The first step to calming yourself is to start taking slow, deep, complete breaths. Remind yourself that you are only having a panic attack and nothing more serious physically is happening to you. It’s your body and you are in control. These breaths will relax your body, which is the first step to reversing the release of adrenaline your body experiences during a state of panic.
Step 2: Stop The Negative Thoughts
When someone is having a panic attack, chances are their mind is in a tormented loop of the same negative thoughts. So, whatever it is that has you in a panic, stop thinking about it. Whatever the thoughts were that sent you into this state of panic need to stop going through your head so that you can end the panicked loop. Once you have interrupted this loop, you can insert new, positive thoughts.
Step 3: Start The Positive Thoughts
Now is the time to start telling yourself coping statements to bring positivity into your mind. There are three options here: 1) You find something positive about the current situation that has you in a panic. 2) You find something positive in your life that is unrelated to the current situation that has you in a panic, but that can still put a positive perspective on your life. 3) You simply tell yourself repeatedly that you are fine until you can calm down enough to think more clearly and come up with positive specifics.
Step 4: Assess The Panic Attack

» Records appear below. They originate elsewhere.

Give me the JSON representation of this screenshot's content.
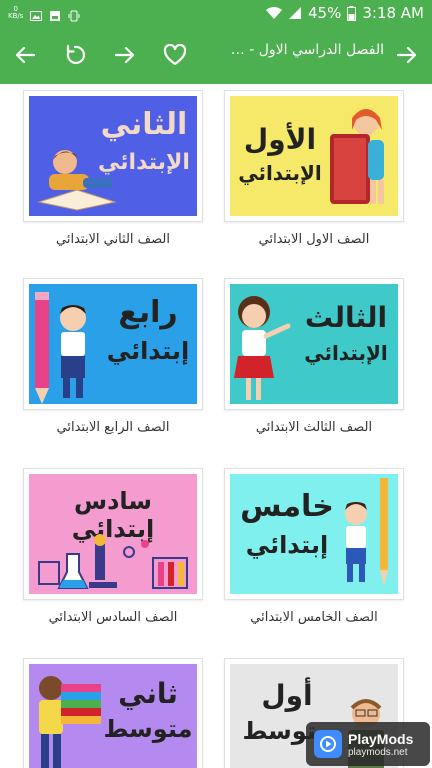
{
  "status_bar": {
    "time": "3:18 AM",
    "battery": "45%",
    "speed_value": "0",
    "speed_unit": "KB/s"
  },
  "app_bar": {
    "title": "الفصل الدراسي الاول - م..."
  },
  "grades": [
    {
      "caption": "الصف الاول الابتدائي",
      "thumb_line1": "الأول",
      "thumb_line2": "الإبتدائي",
      "bg": "#f6e96a"
    },
    {
      "caption": "الصف الثاني الابتدائي",
      "thumb_line1": "الثاني",
      "thumb_line2": "الإبتدائي",
      "bg": "#4f5fe6"
    },
    {
      "caption": "الصف الثالث الابتدائي",
      "thumb_line1": "الثالث",
      "thumb_line2": "الإبتدائي",
      "bg": "#3fc9c9"
    },
    {
      "caption": "الصف الرابع الابتدائي",
      "thumb_line1": "رابع",
      "thumb_line2": "إبتدائي",
      "bg": "#2aa0e8"
    },
    {
      "caption": "الصف الخامس الابتدائي",
      "thumb_line1": "خامس",
      "thumb_line2": "إبتدائي",
      "bg": "#7ff0ee"
    },
    {
      "caption": "الصف السادس الابتدائي",
      "thumb_line1": "سادس إبتدائي",
      "thumb_line2": "",
      "bg": "#f49ccf"
    },
    {
      "caption": "",
      "thumb_line1": "أول",
      "thumb_line2": "متوسط",
      "bg": "#e6e6e6"
    },
    {
      "caption": "",
      "thumb_line1": "ثاني",
      "thumb_line2": "متوسط",
      "bg": "#b58af0"
    }
  ],
  "watermark": {
    "name": "PlayMods",
    "url": "playmods.net"
  }
}
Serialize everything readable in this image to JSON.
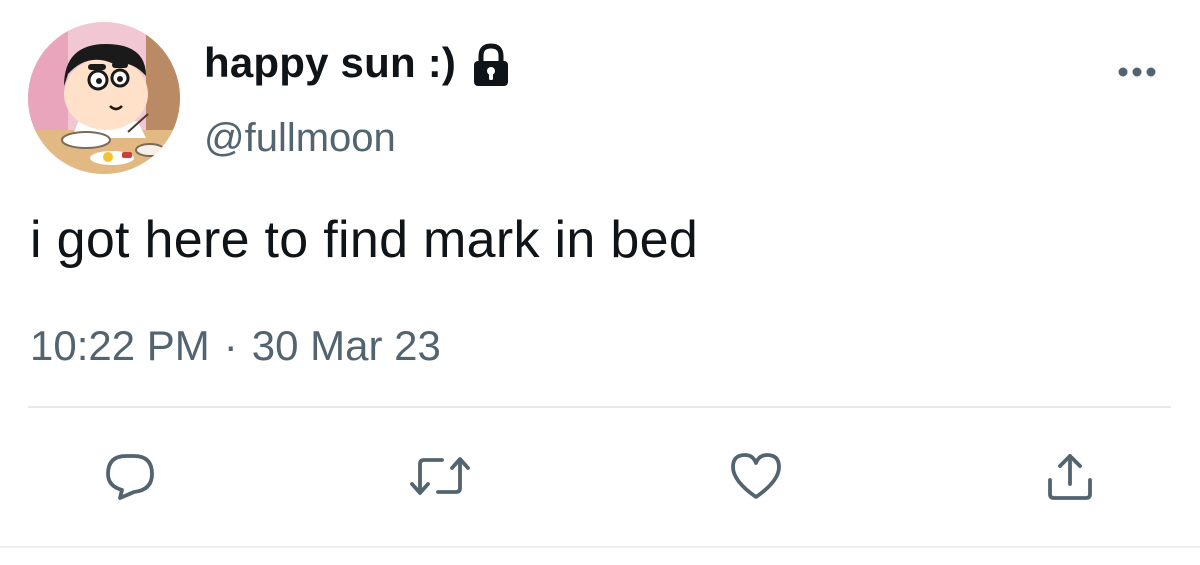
{
  "author": {
    "display_name": "happy sun :)",
    "handle": "@fullmoon",
    "protected": true
  },
  "tweet": {
    "text": "i got here to find mark in bed",
    "time": "10:22 PM",
    "separator": "·",
    "date": "30 Mar 23"
  },
  "icons": {
    "avatar": "avatar-image",
    "lock": "lock-icon",
    "more": "more-options-icon",
    "reply": "reply-icon",
    "retweet": "retweet-icon",
    "like": "heart-icon",
    "share": "share-icon"
  },
  "colors": {
    "text_primary": "#0f1419",
    "text_secondary": "#536471",
    "icon": "#536471",
    "divider": "#e6e9eb"
  }
}
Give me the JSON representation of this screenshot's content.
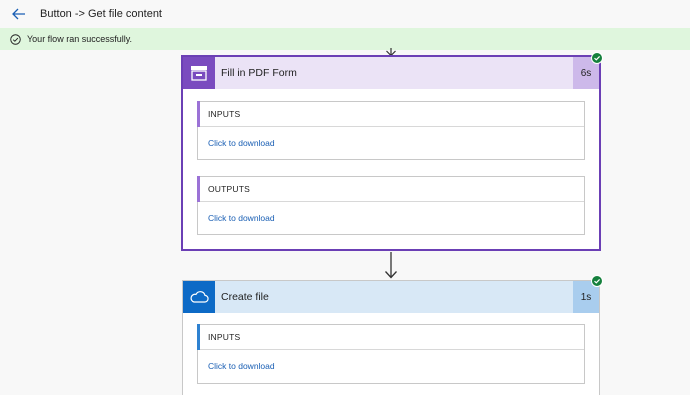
{
  "header": {
    "title": "Button -> Get file content"
  },
  "banner": {
    "message": "Your flow ran successfully."
  },
  "steps": [
    {
      "title": "Fill in PDF Form",
      "duration": "6s",
      "sections": [
        {
          "label": "INPUTS",
          "link": "Click to download"
        },
        {
          "label": "OUTPUTS",
          "link": "Click to download"
        }
      ]
    },
    {
      "title": "Create file",
      "duration": "1s",
      "sections": [
        {
          "label": "INPUTS",
          "link": "Click to download"
        }
      ]
    }
  ],
  "colors": {
    "pdf_accent": "#7a4bbf",
    "onedrive_accent": "#0d6ac6",
    "success_green": "#15803d",
    "link_blue": "#1a5fb4"
  }
}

First of all, it’s important to acknowledge the feelings you were having that triggered your panic attack. You don’t want to tell yourself that your reaction was blown out of proportion because all feelings are valid. Understand what it was that made you feel so overwhelmed and figure out which negative thoughts escalated your emotions. Then, figure out how you can stop the escalation of those feelings in the future. If you were upset about something that occurs often in your life, come up with coping mechanisms – such as the positive thoughts in step 3 – to stop your panic attack before it even starts the next time the situation arises. If you were upset over an isolated incident that likely won’t specifically occur again, think about the overarching feelings you felt and how they could be associated with other future situations and come up with coping mechanisms for those more general feelings. I will admit that I cried the rest of the day and ate froyo and mac and cheese, but I wasn’t in a state of panic and I felt much better the next day after crying out all of the stress I had been feeling. Moral of the story: let yourself feel your emotions, but don’t let them overwhelm you.